Being the first Regional Training and Research Center, the ODC Center aims to enhance regional research capacity and capability on ocean dynamics, air-sea interactions, climate change and numerical modeling through, among others, the provisions of regular training courses in English once a year to junior scientists and doctoral/master students mainly from the developing member states within and outside the region.
The RTRC-ODC trainings were tailored to suit young scientists’ needs, covering a series of subjects ranging from ocean models (2011), ocean dynamics (2012), air-sea interaction and modeling (2013), climate models (2014), climate change (2015), ocean dynamics and multi-scales interaction (2016), development of coupled regional ocean models (2017), ocean forecast system (2018) and climate dynamics and air-sea interactions (2019). The RTRC-ODC training 2020, originally scheduled for 13-22 July 2020, on the application of coupled climate models had to be postponed to 5-16 July 2021 due to the COVID-19 pandemic.
From 2011 to 2020, a total of 841 applications from 54 countries were received, with 395 young scientists from 43 countries finally selected for the 9 training courses. Specifically, in the evaluation period of 2015-2019, 578 applications were received from 46 countries, and 191 young scientists from 36 countries were finally selected.
Please see here for detailed information on previous trainings.
You can find more detailed accomplishments about the RTRC-ODC here.
The following are examples of how to cite articles on this website:

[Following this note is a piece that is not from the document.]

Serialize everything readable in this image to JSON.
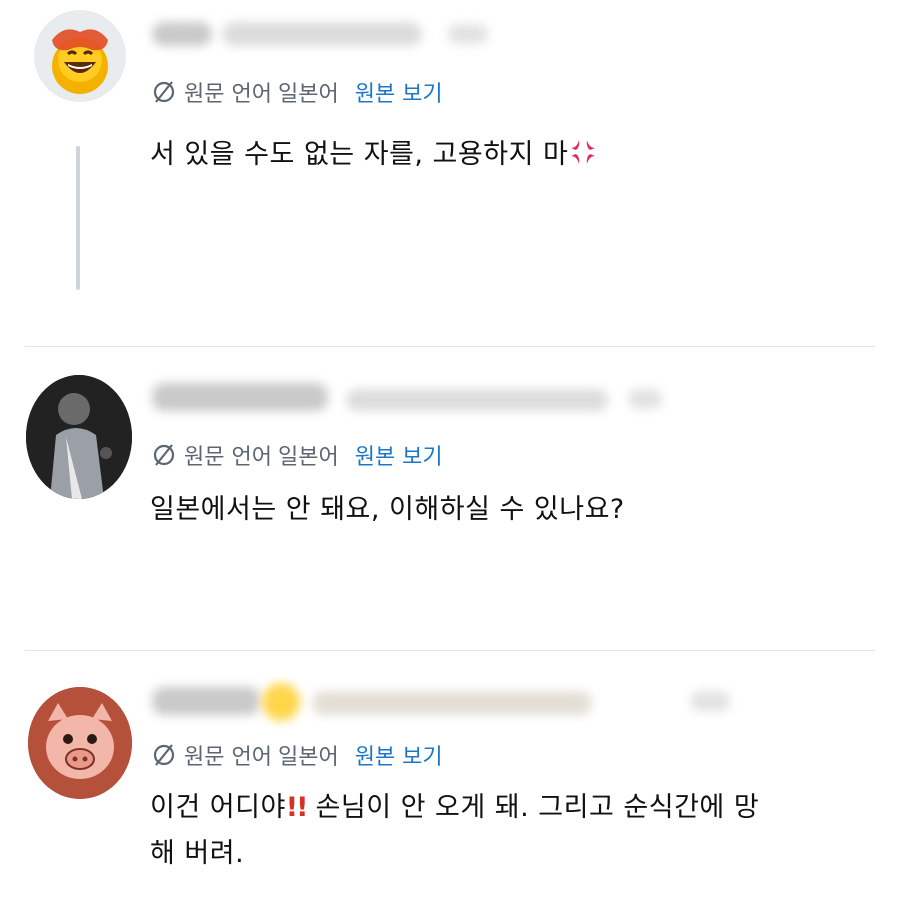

Web page with known publication date
WESTPAC. What are the marginal seas in the Western Pacific Ocean?. IOC Sub-Commission for the Western Pacific website, http://iocwestpac.org/marginal-seas/927.html, 13/04/20.
Web page with unknown publication date
WESTPAC. Material exchange and transport with the Kuroshio and eddies and mixing. IOC Sub-Commission for the Western Pacific website, http://iocwestpac.org/oa/874.html, accessed on 13/04/20.